3. You Have Eczema

Skin conditions like eczema, also known as atopic dermatitis, can cause patches of dry, inflamed and itchy skin all over your body — including your ankles, per the Cleveland Clinic.

Certain people are genetically predisposed to this chronic issue, Dr. Robinson says, and while most people deal with it in childhood, you can get eczema as an adult, too.

Eczema on your ankles can cause other symptoms, including:

Skin rash
Cracked skin
Bumps on your skin
Flaky skin
Swelling

Eczema can also flare up in cold, dry weather, or with certain fabrics, skin-care products and even stress, per the Cleveland Clinic.

“Apply a really good moisturizer for eczema to close any openings in the skin,” Dr. Robinson says. “This helps hold moisture in.”

You should also try to stay away from irritating fabrics like wool and cashmere, he says. “The more cotton, the better (especially around the ankles), as cotton doesn’t tend to cause irritation.”

4. It’s Contact Dermatitis

Contact dermatitis or contact eczema is caused by the direct contact of something irritating to the skin, Dr. Robinson says, like a harsh cleaner.

“Your body responds to an irritant — like poison ivy, perfume or certain jewelry — and produces a reaction,” he says.

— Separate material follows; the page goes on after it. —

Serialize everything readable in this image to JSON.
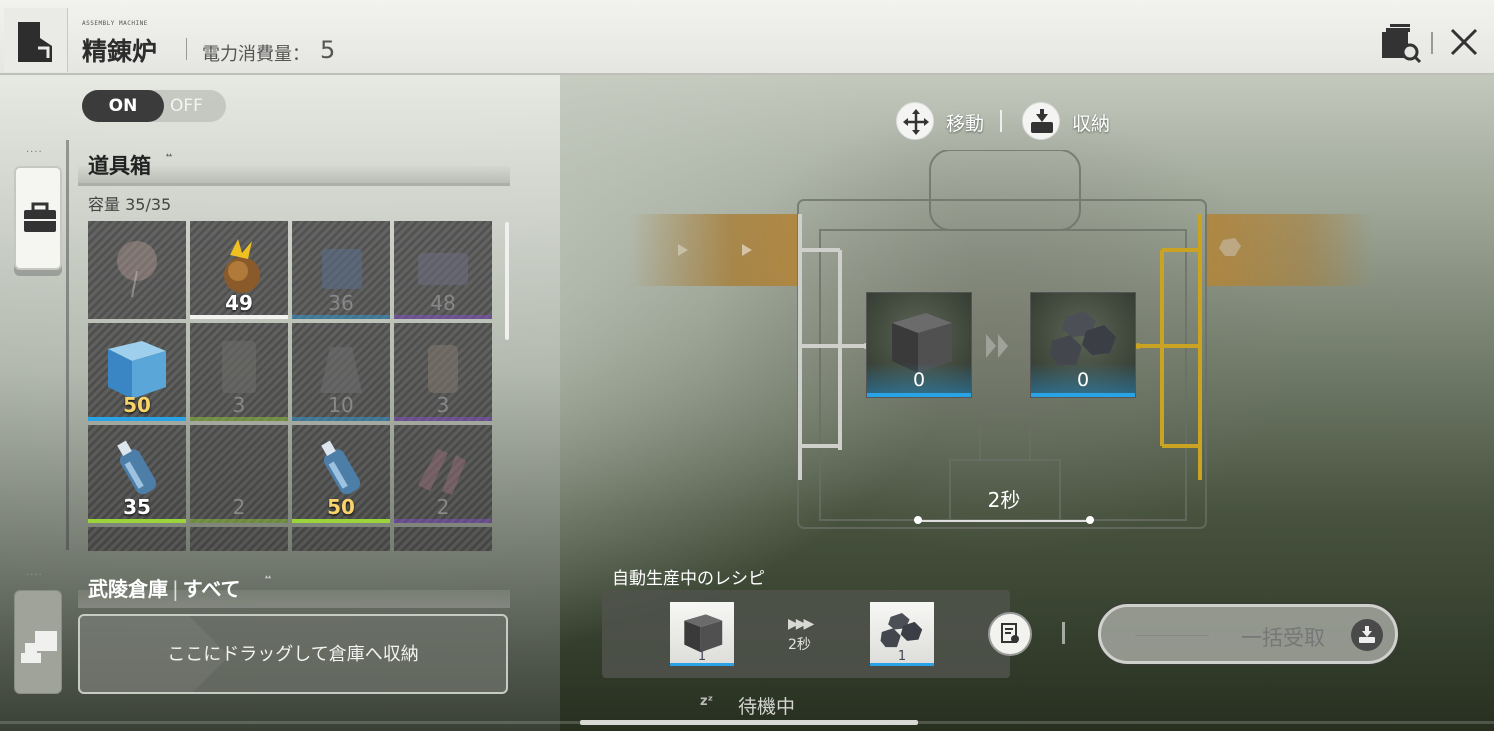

Ankle rashes, in particular, could come from ankle jewelry or poison ivy.

You could also have allergic contact dermatitis, a true allergic reaction to something else that touched your skin that you are allergic to.

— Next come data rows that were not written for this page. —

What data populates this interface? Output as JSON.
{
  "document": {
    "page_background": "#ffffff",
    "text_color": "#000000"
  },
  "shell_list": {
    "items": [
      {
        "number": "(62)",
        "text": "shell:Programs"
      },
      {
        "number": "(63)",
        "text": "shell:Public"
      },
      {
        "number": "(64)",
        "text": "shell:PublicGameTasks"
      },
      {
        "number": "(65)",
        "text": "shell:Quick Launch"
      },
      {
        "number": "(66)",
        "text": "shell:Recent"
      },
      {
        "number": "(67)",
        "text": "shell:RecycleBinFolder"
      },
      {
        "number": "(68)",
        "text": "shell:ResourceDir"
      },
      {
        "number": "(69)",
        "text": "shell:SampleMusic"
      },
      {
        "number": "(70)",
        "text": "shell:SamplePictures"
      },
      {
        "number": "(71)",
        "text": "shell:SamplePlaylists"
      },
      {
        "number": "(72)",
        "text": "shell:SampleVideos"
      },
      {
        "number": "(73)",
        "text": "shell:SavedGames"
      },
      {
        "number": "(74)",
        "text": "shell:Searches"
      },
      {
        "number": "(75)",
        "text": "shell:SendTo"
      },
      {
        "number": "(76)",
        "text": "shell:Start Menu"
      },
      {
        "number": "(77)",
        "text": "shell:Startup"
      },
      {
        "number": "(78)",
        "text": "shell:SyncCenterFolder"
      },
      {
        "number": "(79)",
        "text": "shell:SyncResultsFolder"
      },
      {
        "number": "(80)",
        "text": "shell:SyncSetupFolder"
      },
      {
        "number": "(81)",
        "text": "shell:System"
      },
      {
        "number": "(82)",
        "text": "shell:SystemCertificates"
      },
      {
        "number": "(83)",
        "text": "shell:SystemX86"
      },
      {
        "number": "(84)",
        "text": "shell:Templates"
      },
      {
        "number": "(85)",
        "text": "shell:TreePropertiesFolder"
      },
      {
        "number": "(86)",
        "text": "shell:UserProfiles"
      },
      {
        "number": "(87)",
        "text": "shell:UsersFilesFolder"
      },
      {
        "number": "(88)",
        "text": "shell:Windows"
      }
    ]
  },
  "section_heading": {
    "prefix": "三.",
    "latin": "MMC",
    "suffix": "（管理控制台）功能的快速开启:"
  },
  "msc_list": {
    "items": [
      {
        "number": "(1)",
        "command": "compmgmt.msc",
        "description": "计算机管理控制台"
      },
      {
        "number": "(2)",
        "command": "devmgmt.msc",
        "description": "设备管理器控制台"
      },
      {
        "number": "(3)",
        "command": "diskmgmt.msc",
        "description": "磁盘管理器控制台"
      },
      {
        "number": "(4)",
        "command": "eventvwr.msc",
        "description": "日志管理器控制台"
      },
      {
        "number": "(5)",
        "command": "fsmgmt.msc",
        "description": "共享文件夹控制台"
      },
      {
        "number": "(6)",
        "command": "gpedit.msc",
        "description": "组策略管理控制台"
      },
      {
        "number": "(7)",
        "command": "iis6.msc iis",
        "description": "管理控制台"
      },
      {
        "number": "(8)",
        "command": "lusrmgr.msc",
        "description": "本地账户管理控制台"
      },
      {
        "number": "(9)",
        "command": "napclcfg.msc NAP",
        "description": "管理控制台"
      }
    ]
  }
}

The reason it itches? Your body produces a chemical called histamine in reaction to the irritant, which causes itching and swelling as side effects, Dr. Robinson says.

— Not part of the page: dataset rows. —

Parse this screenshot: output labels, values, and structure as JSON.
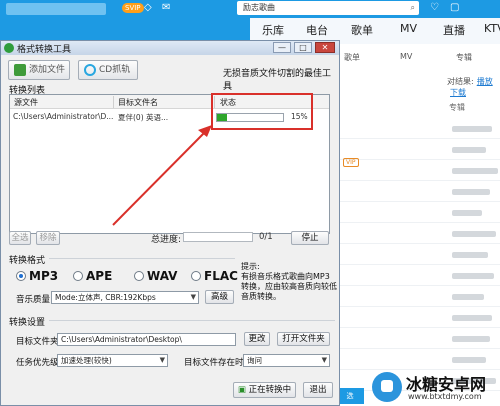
{
  "background_app": {
    "search_text": "励志歌曲",
    "vip_badge": "SVIP",
    "nav": [
      "乐库",
      "电台",
      "歌单",
      "MV",
      "直播",
      "KTV"
    ],
    "sub_nav": [
      "歌单",
      "MV",
      "专辑"
    ],
    "result_label": "对结果:",
    "result_links": [
      "播放",
      "下载"
    ],
    "column_album": "专辑",
    "vip_tag": "VIP",
    "bottom_button": "选"
  },
  "dialog": {
    "title": "格式转换工具",
    "win_buttons": [
      "—",
      "□",
      "✕"
    ],
    "toolbar": {
      "add_file": "添加文件",
      "cd_grab": "CD抓轨",
      "tagline": "无损音质文件切割的最佳工具"
    },
    "list_section": "转换列表",
    "columns": [
      "源文件",
      "目标文件名",
      "状态"
    ],
    "rows": [
      {
        "source": "C:\\Users\\Administrator\\D...",
        "target": "夏伴(0) 英语...",
        "percent": "15%",
        "progress": 0.15
      }
    ],
    "buttons": {
      "select_all": "全选",
      "remove": "移除",
      "stop": "停止"
    },
    "total_progress_label": "总进度:",
    "total_count": "0/1",
    "format_section": "转换格式",
    "formats": [
      {
        "label": "MP3",
        "selected": true
      },
      {
        "label": "APE",
        "selected": false
      },
      {
        "label": "WAV",
        "selected": false
      },
      {
        "label": "FLAC",
        "selected": false
      }
    ],
    "hint": "提示:\n有损音乐格式歌曲向MP3转换，应由较高音质向较低音质转换。",
    "quality_label": "音乐质量",
    "quality_value": "Mode:立体声, CBR:192Kbps",
    "advanced_button": "高级",
    "settings_section": "转换设置",
    "target_folder_label": "目标文件夹",
    "target_folder_value": "C:\\Users\\Administrator\\Desktop\\",
    "change_button": "更改",
    "open_folder_button": "打开文件夹",
    "priority_label": "任务优先级",
    "priority_value": "加速处理(较快)",
    "exists_label": "目标文件存在时",
    "exists_value": "询问",
    "converting_button": "正在转换中",
    "exit_button": "退出"
  },
  "watermark": {
    "name": "冰糖安卓网",
    "url": "www.btxtdmy.com"
  }
}
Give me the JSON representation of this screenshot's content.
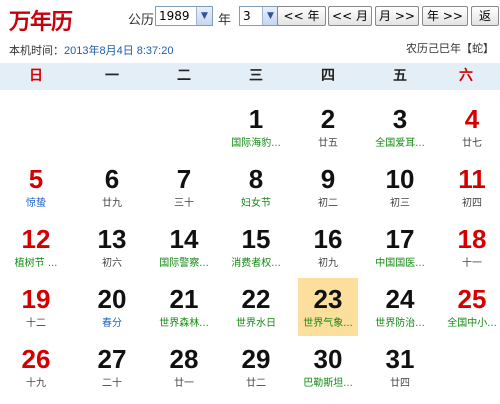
{
  "brand": "万年历",
  "controls": {
    "gregorian_label": "公历",
    "year_value": "1989",
    "year_suffix": "年",
    "month_value": "3",
    "month_suffix": "月",
    "buttons": [
      "<< 年",
      "<< 月",
      "月 >>",
      "年 >>",
      "返"
    ]
  },
  "time": {
    "label": "本机时间：",
    "value": "2013年8月4日 8:37:20"
  },
  "lunar_year": "农历己巳年【蛇】",
  "weekdays": [
    {
      "label": "日",
      "weekend": true
    },
    {
      "label": "一",
      "weekend": false
    },
    {
      "label": "二",
      "weekend": false
    },
    {
      "label": "三",
      "weekend": false
    },
    {
      "label": "四",
      "weekend": false
    },
    {
      "label": "五",
      "weekend": false
    },
    {
      "label": "六",
      "weekend": true
    }
  ],
  "days": [
    {
      "day": "1",
      "sub": "国际海豹...",
      "kind": "festival"
    },
    {
      "day": "2",
      "sub": "廿五",
      "kind": "lunar"
    },
    {
      "day": "3",
      "sub": "全国爱耳...",
      "kind": "festival"
    },
    {
      "day": "4",
      "sub": "廿七",
      "kind": "lunar"
    },
    {
      "day": "5",
      "sub": "惊蛰",
      "kind": "term"
    },
    {
      "day": "6",
      "sub": "廿九",
      "kind": "lunar"
    },
    {
      "day": "7",
      "sub": "三十",
      "kind": "lunar"
    },
    {
      "day": "8",
      "sub": "妇女节",
      "kind": "festival"
    },
    {
      "day": "9",
      "sub": "初二",
      "kind": "lunar"
    },
    {
      "day": "10",
      "sub": "初三",
      "kind": "lunar"
    },
    {
      "day": "11",
      "sub": "初四",
      "kind": "lunar"
    },
    {
      "day": "12",
      "sub": "植树节 ...",
      "kind": "festival"
    },
    {
      "day": "13",
      "sub": "初六",
      "kind": "lunar"
    },
    {
      "day": "14",
      "sub": "国际警察...",
      "kind": "festival"
    },
    {
      "day": "15",
      "sub": "消费者权...",
      "kind": "festival"
    },
    {
      "day": "16",
      "sub": "初九",
      "kind": "lunar"
    },
    {
      "day": "17",
      "sub": "中国国医...",
      "kind": "festival"
    },
    {
      "day": "18",
      "sub": "十一",
      "kind": "lunar"
    },
    {
      "day": "19",
      "sub": "十二",
      "kind": "lunar"
    },
    {
      "day": "20",
      "sub": "春分",
      "kind": "term"
    },
    {
      "day": "21",
      "sub": "世界森林...",
      "kind": "festival"
    },
    {
      "day": "22",
      "sub": "世界水日",
      "kind": "festival"
    },
    {
      "day": "23",
      "sub": "世界气象...",
      "kind": "festival",
      "today": true
    },
    {
      "day": "24",
      "sub": "世界防治...",
      "kind": "festival"
    },
    {
      "day": "25",
      "sub": "全国中小...",
      "kind": "festival"
    },
    {
      "day": "26",
      "sub": "十九",
      "kind": "lunar"
    },
    {
      "day": "27",
      "sub": "二十",
      "kind": "lunar"
    },
    {
      "day": "28",
      "sub": "廿一",
      "kind": "lunar"
    },
    {
      "day": "29",
      "sub": "廿二",
      "kind": "lunar"
    },
    {
      "day": "30",
      "sub": "巴勒斯坦...",
      "kind": "festival"
    },
    {
      "day": "31",
      "sub": "廿四",
      "kind": "lunar"
    }
  ],
  "first_weekday": 3,
  "colors": {
    "weekend_red": "#d40000",
    "festival_green": "#118a11",
    "solar_term_blue": "#1d62c9",
    "today_highlight": "#fcdf9c",
    "weekday_bar": "#e4eef7"
  }
}
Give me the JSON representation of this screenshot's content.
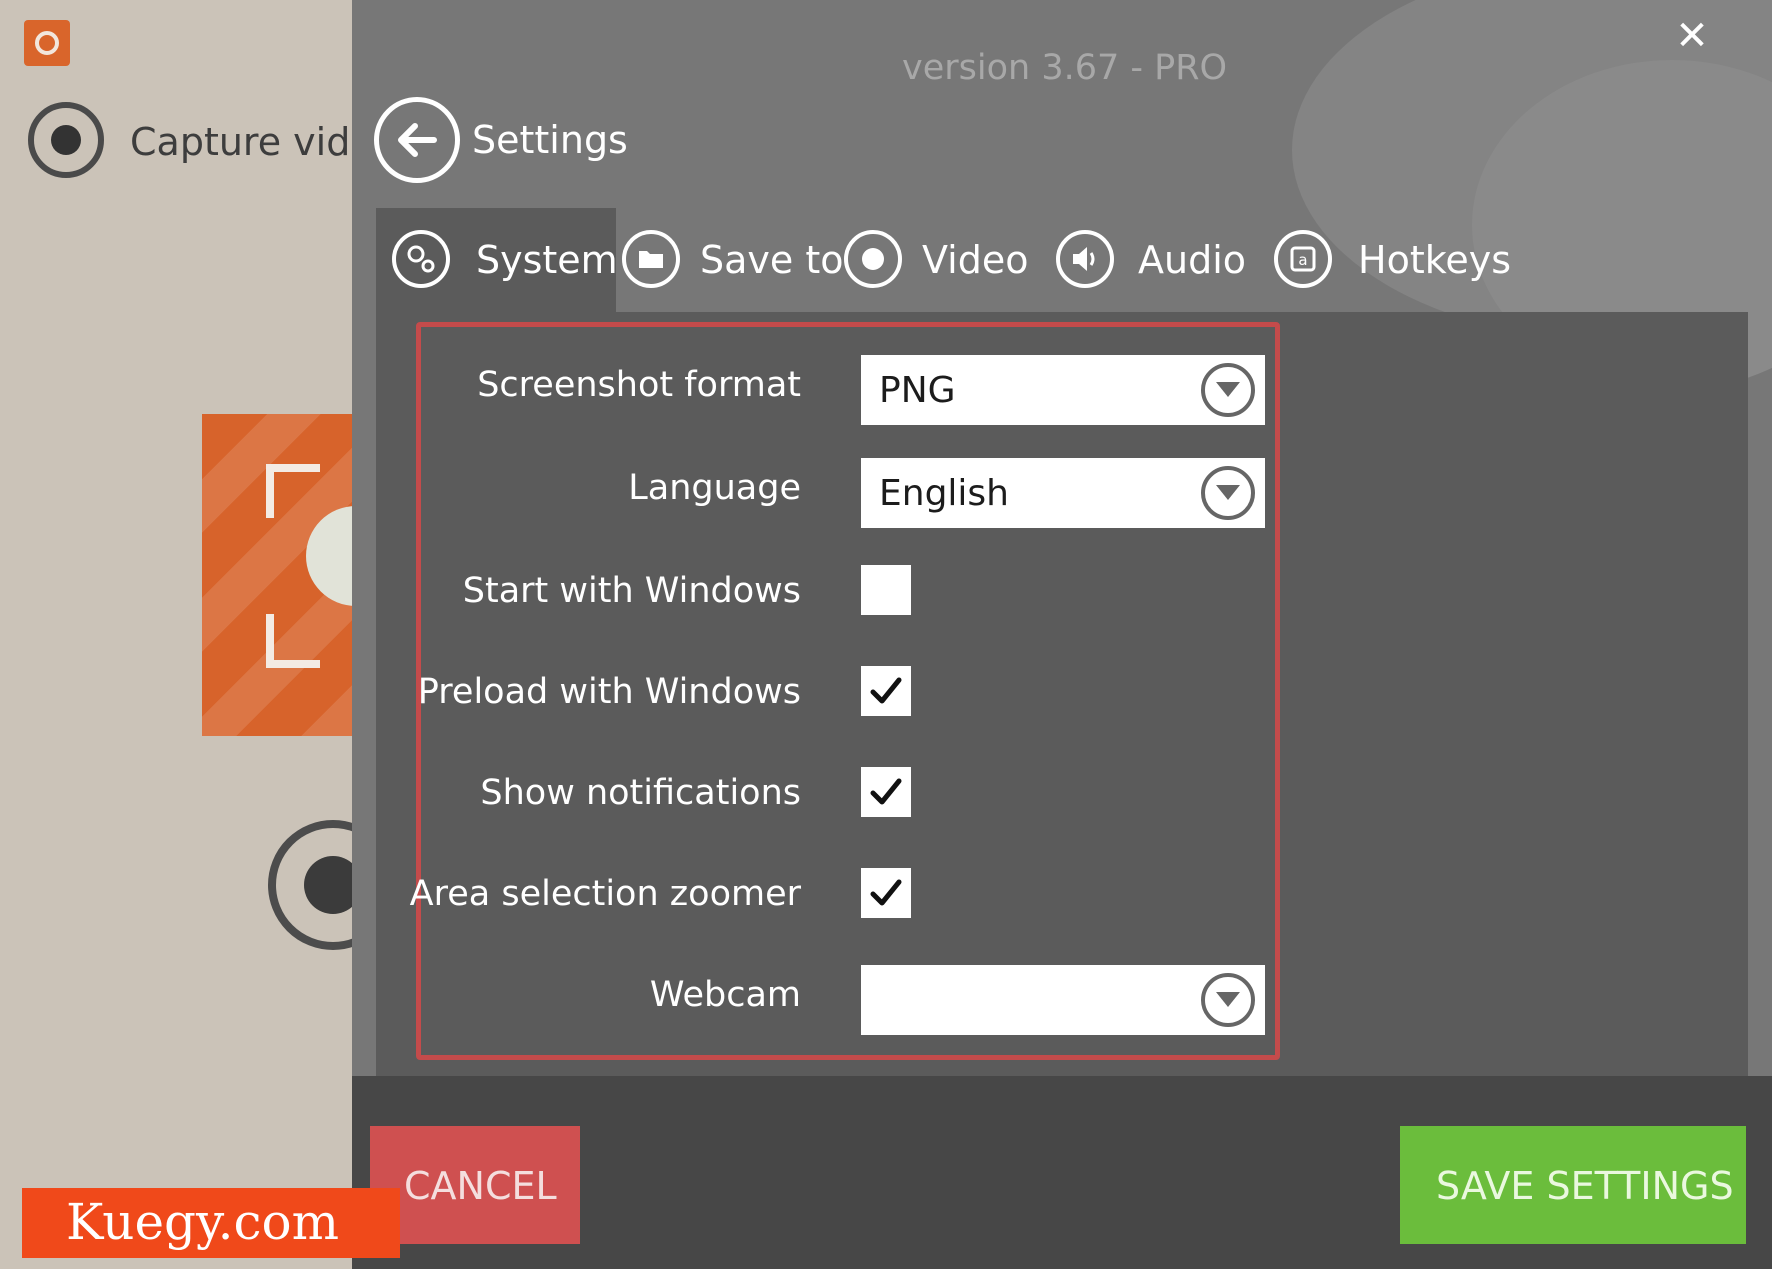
{
  "background_app": {
    "capture_label": "Capture video"
  },
  "window": {
    "version": "version 3.67 - PRO",
    "title": "Settings",
    "close_symbol": "✕"
  },
  "tabs": [
    {
      "label": "System",
      "icon": "gears-icon",
      "active": true
    },
    {
      "label": "Save to",
      "icon": "folder-icon",
      "active": false
    },
    {
      "label": "Video",
      "icon": "record-icon",
      "active": false
    },
    {
      "label": "Audio",
      "icon": "speaker-icon",
      "active": false
    },
    {
      "label": "Hotkeys",
      "icon": "key-icon",
      "active": false
    }
  ],
  "settings": {
    "screenshot_format": {
      "label": "Screenshot format",
      "value": "PNG"
    },
    "language": {
      "label": "Language",
      "value": "English"
    },
    "start_with_windows": {
      "label": "Start with Windows",
      "checked": false
    },
    "preload_with_windows": {
      "label": "Preload with Windows",
      "checked": true
    },
    "show_notifications": {
      "label": "Show notifications",
      "checked": true
    },
    "area_selection_zoomer": {
      "label": "Area selection zoomer",
      "checked": true
    },
    "webcam": {
      "label": "Webcam",
      "value": ""
    }
  },
  "footer": {
    "cancel_label": "CANCEL",
    "save_label": "SAVE SETTINGS"
  },
  "watermark": "Kuegy.com",
  "colors": {
    "panel_border": "#c44b4b",
    "cancel": "#cf5050",
    "save": "#6bbd3c",
    "watermark": "#f0491a",
    "brand_orange": "#d7632b"
  }
}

“The best thing to do is remove whatever is causing irritation,” he adds.

To soothe itchiness immediately, the best thing to do is to apply something cold, Dr. Robinson says. “Put a few ice cubes in a zip-top bag and apply it to the area for instant relief. It’s one of the oldest forms of anesthesia.” If you think you could be having a severe allergic reaction, talk to your doctor. You may need a prescription medication for relief.

5. You Have a Fungal Infection

You may have heard of skin infections like ringworm or athlete’s foot before. They’re actually fungal infections that can cause a serious itch, Dr. Robinson says.

These infections happen when fungus comes in direct contact with skin. They’re commonly spread through towels, shoes and socks, or in humid, shared spaces, like locker rooms and saunas.

A fungal skin infection on your ankles could cause a rash, peeling and possibly an itchy or burning sensation, per the Cleveland Clinic.

Fungal infections on the skin can be treated with over-the-counter antifungal creams or medications.

Dr. Robinson suggests using products with the ingredient clotrimazole, an antifungal medicine that’s placed directly on the skin. Treatment can take up to four weeks to kill the fungus, Dr. Robinson says.

How to Prevent Itchy Ankles

We know the potential causes of itchy ankles, but how can we prevent them from itching in the first place? Here are a few strategies:

‌Wear protective clothing.‌ Cover up your ankles to avoid bug bites, poison ivy or other irritants that could cause an itch when directly touching your ankles.
‌Moisturize.‌ Protect and retain the moisture in your skin by using a quality moisturizer every day. This can also help calm symptoms of skin conditions like eczema.
‌Avoid irritants.‌ Remove any items that are irritating your ankles and causing them to itch. This could be ankle jewelry, scented lotion or perfume and certain fabrics like wool.
‌Talk to your doctor.‌ If you’re taking a certain medication (or using a certain medicated cream) that you think is causing itchy ankles, talk to your doctor. They can go over any potential side effects and offer some alternative treatments.
When to See a Doctor About Itchy Ankles

If you’ve tried to remedy your itchy ankles with over-the-counter ointments, medications and moisturizers but nothing seems to work, it’s time to see a doctor, Dr. Robinson says.

“This is also true if you see a rash, but it’s not itchy anymore,” he adds.

You should also see a doctor if you have the following, per the Mayo Clinic:

A severe itch that interferes with your daily routine
Itchiness that spreads to your whole body
Other symptoms like weight loss, fever or fatigue
Itchiness that appears suddenly without explanation
Significant swelling in one leg, foot or ankle but not the other.